_MATERIAL FOR THIS TASK_.
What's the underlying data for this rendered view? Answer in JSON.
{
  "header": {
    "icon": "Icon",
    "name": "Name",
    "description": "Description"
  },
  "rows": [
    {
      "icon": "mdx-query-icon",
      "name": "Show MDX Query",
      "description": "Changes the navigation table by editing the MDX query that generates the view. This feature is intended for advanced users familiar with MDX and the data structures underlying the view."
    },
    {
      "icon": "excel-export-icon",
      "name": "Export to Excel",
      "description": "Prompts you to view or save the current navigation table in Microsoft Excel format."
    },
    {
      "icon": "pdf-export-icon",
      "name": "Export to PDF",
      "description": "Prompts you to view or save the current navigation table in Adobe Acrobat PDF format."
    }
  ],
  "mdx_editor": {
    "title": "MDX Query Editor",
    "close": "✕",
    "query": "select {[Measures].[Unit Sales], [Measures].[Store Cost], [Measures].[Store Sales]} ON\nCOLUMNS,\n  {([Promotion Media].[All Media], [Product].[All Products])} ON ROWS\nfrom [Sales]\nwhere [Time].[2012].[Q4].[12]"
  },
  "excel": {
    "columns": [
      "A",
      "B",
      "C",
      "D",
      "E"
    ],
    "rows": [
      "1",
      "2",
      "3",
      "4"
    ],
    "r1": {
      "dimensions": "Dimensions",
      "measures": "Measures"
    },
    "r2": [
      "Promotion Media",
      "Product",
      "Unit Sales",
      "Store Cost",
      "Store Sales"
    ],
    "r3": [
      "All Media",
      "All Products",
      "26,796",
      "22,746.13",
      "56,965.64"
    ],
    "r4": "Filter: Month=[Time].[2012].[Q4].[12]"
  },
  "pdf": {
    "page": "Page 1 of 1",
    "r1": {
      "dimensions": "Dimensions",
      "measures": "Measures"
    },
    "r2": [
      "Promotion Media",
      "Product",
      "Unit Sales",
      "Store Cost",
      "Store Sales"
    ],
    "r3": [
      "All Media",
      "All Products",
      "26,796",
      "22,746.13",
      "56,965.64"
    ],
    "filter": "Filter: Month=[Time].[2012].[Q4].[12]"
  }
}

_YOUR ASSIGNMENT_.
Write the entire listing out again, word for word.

_EXERCISE SOLUTION_.
What's the underlying data for this rendered view? Answer in JSON.
{
  "header": {
    "icon": "Icon",
    "name": "Name",
    "description": "Description"
  },
  "rows": [
    {
      "icon": "mdx-query-icon",
      "name": "Show MDX Query",
      "description": "Changes the navigation table by editing the MDX query that generates the view. This feature is intended for advanced users familiar with MDX and the data structures underlying the view."
    },
    {
      "icon": "excel-export-icon",
      "name": "Export to Excel",
      "description": "Prompts you to view or save the current navigation table in Microsoft Excel format."
    },
    {
      "icon": "pdf-export-icon",
      "name": "Export to PDF",
      "description": "Prompts you to view or save the current navigation table in Adobe Acrobat PDF format."
    }
  ],
  "mdx_editor": {
    "title": "MDX Query Editor",
    "close": "✕",
    "query": "select {[Measures].[Unit Sales], [Measures].[Store Cost], [Measures].[Store Sales]} ON\nCOLUMNS,\n  {([Promotion Media].[All Media], [Product].[All Products])} ON ROWS\nfrom [Sales]\nwhere [Time].[2012].[Q4].[12]"
  },
  "excel": {
    "columns": [
      "A",
      "B",
      "C",
      "D",
      "E"
    ],
    "rows": [
      "1",
      "2",
      "3",
      "4"
    ],
    "r1": {
      "dimensions": "Dimensions",
      "measures": "Measures"
    },
    "r2": [
      "Promotion Media",
      "Product",
      "Unit Sales",
      "Store Cost",
      "Store Sales"
    ],
    "r3": [
      "All Media",
      "All Products",
      "26,796",
      "22,746.13",
      "56,965.64"
    ],
    "r4": "Filter: Month=[Time].[2012].[Q4].[12]"
  },
  "pdf": {
    "page": "Page 1 of 1",
    "r1": {
      "dimensions": "Dimensions",
      "measures": "Measures"
    },
    "r2": [
      "Promotion Media",
      "Product",
      "Unit Sales",
      "Store Cost",
      "Store Sales"
    ],
    "r3": [
      "All Media",
      "All Products",
      "26,796",
      "22,746.13",
      "56,965.64"
    ],
    "filter": "Filter: Month=[Time].[2012].[Q4].[12]"
  }
}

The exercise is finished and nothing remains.